According to Amit Sood, director of Google Arts and Culture,”We invite everyone to browse the exhibition on their phones or laptops and learn about the stories behind what you wear. You might be surprised to find out that your Saree, jeans or the black dress in your wardrobe have a centuries-old story. What you wear is true culture and more often than not a piece of art.”

Culture is defined by what is worn by its people. Click To Tweet

The company also mentioned that noteworthy collections from Chhatrapati Shivaji Maharaj Vastu Sangrahalaya (CSMVS) and varied weaves from across India, from Gharchola to Patola to Temple to Ikat sarees will be included in the online project, as it intends to trace the story and importance of Indian textiles from ancient sculptures.

ALSO READ: New Google Project Digitizes World’s Top Fashion Archives.

According to PTI reports, the world fashion exhibit also includes designs from north-eastern India including the weaves of tribes such as the Nagas, Meitis. it will showcase the traditional attire from Meghalaya called ‘Dhara’ or ‘Nara’ worn by the Khasi women as well.

As a part of the exhibit, Sewa Hansiba Museum has brought the unique colorful and rich embroidery arts, applique and mirror work from different communities such as the Ahir, Rabari, Chaudhury Patel and many others from the western part of India online.

The exhibition conducted by Salar Jung Museum brings to light the Sherwani and its journey of becoming the royal fashion statement of the Nizams from 19th century Hyderabad. Fashion and textiles enthusiasts can revisit Colonial Indian attires with Dr Bhau Daji Lad Mumbai City Museum. Over 400 online exhibitions and stories sharing a total of 50,000 photos, videos and other documents on world fashion are open to exploration as well.

The ‘We wear Culture’ initiative highlights significant events in the growth of the world fashion industry; the icons, the movements, the game changers and the trendsetters like Alexander McQueen, Christian Dior, Yves Saint Laurent, Gianni Versace, Audrey Hepburn and many more.
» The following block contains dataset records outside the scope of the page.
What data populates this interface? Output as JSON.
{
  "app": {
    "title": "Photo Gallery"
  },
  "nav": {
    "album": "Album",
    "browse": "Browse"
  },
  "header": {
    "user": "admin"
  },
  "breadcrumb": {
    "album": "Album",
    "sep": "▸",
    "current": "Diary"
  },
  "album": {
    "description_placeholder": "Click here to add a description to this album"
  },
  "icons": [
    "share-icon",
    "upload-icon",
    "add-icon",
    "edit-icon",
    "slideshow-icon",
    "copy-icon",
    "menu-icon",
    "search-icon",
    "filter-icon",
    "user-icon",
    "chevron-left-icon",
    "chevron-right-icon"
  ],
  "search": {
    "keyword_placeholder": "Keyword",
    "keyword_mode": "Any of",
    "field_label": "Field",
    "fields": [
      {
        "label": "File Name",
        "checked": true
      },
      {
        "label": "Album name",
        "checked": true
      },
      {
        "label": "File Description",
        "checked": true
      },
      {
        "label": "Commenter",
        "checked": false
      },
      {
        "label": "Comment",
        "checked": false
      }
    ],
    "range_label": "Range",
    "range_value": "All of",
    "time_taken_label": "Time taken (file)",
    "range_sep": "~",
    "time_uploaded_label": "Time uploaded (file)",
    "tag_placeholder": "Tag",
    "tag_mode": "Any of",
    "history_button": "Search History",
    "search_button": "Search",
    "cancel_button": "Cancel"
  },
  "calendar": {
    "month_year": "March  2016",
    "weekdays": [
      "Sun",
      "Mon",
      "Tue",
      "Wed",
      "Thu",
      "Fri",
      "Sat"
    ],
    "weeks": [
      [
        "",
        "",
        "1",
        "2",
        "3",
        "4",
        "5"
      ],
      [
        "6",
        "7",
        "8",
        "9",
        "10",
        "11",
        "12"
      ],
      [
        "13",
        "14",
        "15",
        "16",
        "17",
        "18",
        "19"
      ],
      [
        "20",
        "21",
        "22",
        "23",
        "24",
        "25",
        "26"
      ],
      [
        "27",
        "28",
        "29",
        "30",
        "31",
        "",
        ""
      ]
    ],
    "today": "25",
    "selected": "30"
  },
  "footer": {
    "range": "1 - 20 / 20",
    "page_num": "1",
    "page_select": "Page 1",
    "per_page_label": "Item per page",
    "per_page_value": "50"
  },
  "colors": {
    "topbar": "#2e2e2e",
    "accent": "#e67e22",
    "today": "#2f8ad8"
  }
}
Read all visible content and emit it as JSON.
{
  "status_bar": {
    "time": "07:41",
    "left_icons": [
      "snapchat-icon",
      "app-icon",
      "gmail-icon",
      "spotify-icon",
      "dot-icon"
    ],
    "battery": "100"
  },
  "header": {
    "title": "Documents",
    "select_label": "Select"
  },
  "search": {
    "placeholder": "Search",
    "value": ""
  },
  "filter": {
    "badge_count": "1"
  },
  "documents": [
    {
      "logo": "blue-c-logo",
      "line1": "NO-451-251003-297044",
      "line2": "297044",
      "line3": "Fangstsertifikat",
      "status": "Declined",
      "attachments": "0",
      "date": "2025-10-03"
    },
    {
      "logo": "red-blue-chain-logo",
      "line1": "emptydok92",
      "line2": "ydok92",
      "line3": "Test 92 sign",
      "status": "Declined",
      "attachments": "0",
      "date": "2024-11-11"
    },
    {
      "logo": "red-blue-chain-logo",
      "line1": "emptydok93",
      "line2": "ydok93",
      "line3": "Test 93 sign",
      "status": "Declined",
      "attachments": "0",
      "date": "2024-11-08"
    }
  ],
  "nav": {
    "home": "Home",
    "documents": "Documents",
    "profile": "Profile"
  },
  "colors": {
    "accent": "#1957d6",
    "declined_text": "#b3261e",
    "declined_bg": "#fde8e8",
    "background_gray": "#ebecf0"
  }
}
– prepared by Durba Mandal of NewsGram. Twitter: @dubumerang